The invocation of other Buddhas is a practice based on “other-power.” Nonetheless, in terms of attaining rebirth in Amitabha’s Land of Bliss, one must dedicate the accumulated merit from this Buddha-invocation to that end. Thus, the need for dedication is actually one of the five drawbacks of practicing Buddha-invocation instead of exclusive Amitabha-invocation, as pointed out by Master Shandao. The other drawbacks are: rebirth in Amitabha’s Pure Land is not definitely assured; the path to such rebirth is indirect; one’s mindfulness is interrupted; and the causes of rebirth are disassociated.
Low chance of rebirth through the dedication of “self-powered” practices
Pure Land practitioners who follow Shakyamuni Buddha’s teachings to practice meditative and non-meditative virtues must dedicate all the merit and virtue attained through these “self-powered” practices when they aspire to be reborn in the Land of Bliss.
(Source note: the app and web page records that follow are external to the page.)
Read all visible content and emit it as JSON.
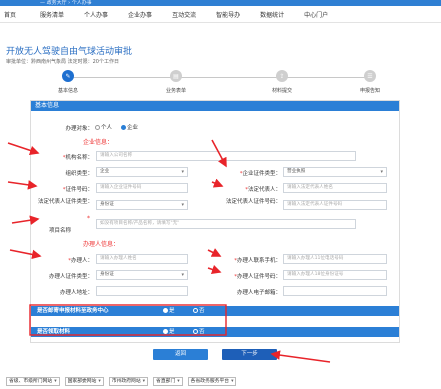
{
  "header": {
    "crumbs": "— 政务大厅  › 个人办事",
    "nav": [
      "首页",
      "服务清单",
      "个人办事",
      "企业办事",
      "互动交流",
      "智能导办",
      "数据统计",
      "中心门户"
    ]
  },
  "page": {
    "title": "开放无人驾驶自由气球活动审批",
    "subtitle": "审批单位：黔西南州气象局      法定时限：20个工作日"
  },
  "steps": [
    {
      "label": "基本信息",
      "icon": "edit-icon",
      "active": true
    },
    {
      "label": "业务表单",
      "icon": "form-icon",
      "active": false
    },
    {
      "label": "材料提交",
      "icon": "upload-icon",
      "active": false
    },
    {
      "label": "申报告知",
      "icon": "notice-icon",
      "active": false
    }
  ],
  "form": {
    "section_title": "基本信息",
    "applicant_type": {
      "label": "办理对象：",
      "options": [
        "个人",
        "企业"
      ],
      "selected": "企业"
    },
    "company_heading": "企业信息：",
    "org_name": {
      "label": "机构名称：",
      "placeholder": "请输入公司名称"
    },
    "org_type": {
      "label": "组织类型：",
      "value": "企业"
    },
    "company_id_type": {
      "label": "企业证件类型：",
      "value": "营业执照"
    },
    "id_number": {
      "label": "证件号码：",
      "placeholder": "请输入企业证件号码"
    },
    "legal_rep": {
      "label": "法定代表人：",
      "placeholder": "请输入法定代表人姓名"
    },
    "legal_id_type": {
      "label": "法定代表人证件类型：",
      "value": "身份证"
    },
    "legal_id_number": {
      "label": "法定代表人证件号码：",
      "placeholder": "请输入法定代表人证件号码"
    },
    "project_name": {
      "label": "项目名称",
      "placeholder": "如没有项目名称/产品名称，请填写\"无\""
    },
    "agent_heading": "办理人信息：",
    "agent_name": {
      "label": "办理人：",
      "placeholder": "请输入办理人姓名"
    },
    "agent_phone": {
      "label": "办理人联系手机：",
      "placeholder": "请输入办理人11位电话号码"
    },
    "agent_id_type": {
      "label": "办理人证件类型：",
      "value": "身份证"
    },
    "agent_id_number": {
      "label": "办理人证件号码：",
      "placeholder": "请输入办理人18位身份证号"
    },
    "agent_address": {
      "label": "办理人地址：",
      "placeholder": ""
    },
    "agent_email": {
      "label": "办理人电子邮箱：",
      "placeholder": ""
    },
    "mail_to_center": {
      "label": "是否邮寄申报材料至政务中心",
      "yes": "是",
      "no": "否",
      "selected": "是"
    },
    "receive_materials": {
      "label": "是否领取材料",
      "yes": "是",
      "no": "否",
      "selected": "是"
    }
  },
  "buttons": {
    "prev": "返回",
    "next": "下一步"
  },
  "footer": {
    "selects": [
      "省级、市级所门网站",
      "国家部委网站",
      "市州政府网站",
      "省直部门",
      "各省政务服务平台"
    ]
  },
  "colors": {
    "primary": "#2b7fd6",
    "annotation": "#e8242a",
    "required": "#e33333"
  }
}
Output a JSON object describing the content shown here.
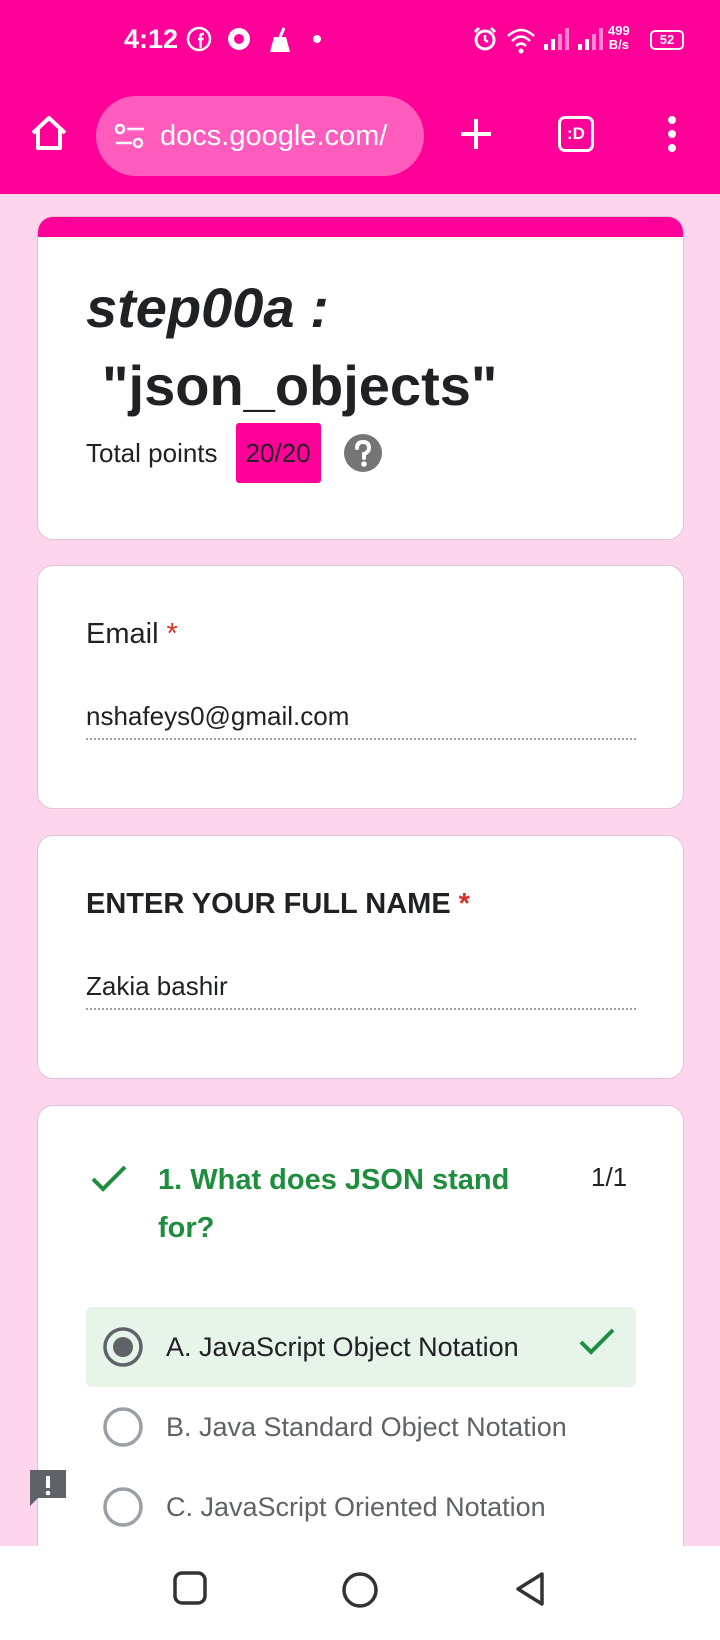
{
  "status_bar": {
    "time": "4:12",
    "net_speed_value": "499",
    "net_speed_unit": "B/s",
    "battery": "52"
  },
  "browser": {
    "url": "docs.google.com/",
    "tab_label": ":D"
  },
  "colors": {
    "brand": "#ff0099",
    "background": "#fdd6ee",
    "correct_green": "#1e8e3e",
    "required_red": "#d93025"
  },
  "form": {
    "title_line1": "step00a :",
    "title_line2": "\"json_objects\"",
    "total_points_label": "Total points",
    "total_points_value": "20/20"
  },
  "email_question": {
    "label": "Email",
    "required_mark": "*",
    "value": "nshafeys0@gmail.com"
  },
  "name_question": {
    "label": "ENTER YOUR FULL NAME",
    "required_mark": "*",
    "value": "Zakia bashir"
  },
  "question1": {
    "text": "1.  What does JSON stand for?",
    "score": "1/1",
    "options": [
      {
        "label": "A. JavaScript Object Notation",
        "selected": true,
        "correct": true
      },
      {
        "label": "B. Java Standard Object Notation",
        "selected": false,
        "correct": false
      },
      {
        "label": "C. JavaScript Oriented Notation",
        "selected": false,
        "correct": false
      }
    ]
  }
}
What is their chance of rebirth in the Land of Bliss as compared with those doing the miscellaneous practice of Buddha-invocation? It is even lower.
In the Commentary on the Contemplation Sutra, Master Shandao says: “Moreover, amongst the Three Meritorious Deeds, a person who practices only the mundane virtues can be reborn [in the Pure Land] if he dedicates [his practice accordingly]; a person who practices only the virtues of the disciplinary precepts can be reborn [in the Pure Land] if he dedicates; and a person who practices only the virtues of the bodhisattva practices can be reborn [in the Pure Land] if he dedicates. Or, a person who practices the first two virtues can be reborn [in the Pure Land] if he dedicates; a person who practices only the first and the last virtues can be reborn [in the Pure Land] if he dedicates; and a person who practices all three virtues can be reborn [in the Pure Land] if he dedicates [accordingly].”
Reading this paragraph, we get the impression that Amitabha Buddha does not care which virtues we practice. As long as the practitioner dedicates their merit, there is the possibility for them to be reborn in the Land of Bliss (although they are not assured of rebirth there with 100 per cent certainty). However, in The Praise of the Rites of Rebirth, Master Shandao explicitly points out that the chance of rebirth in the Pure Land through miscellaneous practices is only 0.1 to 0.4 per cent. Such practitioners are not likely to be reborn there even if they dedicate their merit to that end.
No chance of rebirth through the dedication of worldly wholesome deeds
In the explication of the Sincere Mind in the Commentary on the Contemplation Sutra, Master Shandao says: “Even if we settle ourselves and commence our practice, earnestly and diligently endeavoring with body and mind, striving without a moment’s rest as if our very heads had caught fire, it is still called ‘virtue mixed with poison.’ If we wish to dedicate such practice mixed with poison and aspire to [be reborn in] the Pure Land of the Buddha, it is certainly impossible.”
In other words, if we practice the worldly virtues, which are mixed with the Three Poisons, and dedicate the resulting merit to rebirth in the Pure Land, it is certainly impossible to be reborn there. The chance of rebirth in the Land of Bliss in this scenario is zero.
One last remark . . . Apart from the probability of rebirth in the Pure Land, there is another big difference between rebirth through exclusive Amitabha-invocation (no dedication required) and rebirth through miscellaneous practices (dedication required). In the former, practitioners of all aptitudes will be directly born in the reward realm (birth by manifestation), while in the latter, practitioners will be reborn in closed lotus buds and remain there for an indefinite period before the buds “blossom” (birth by womb).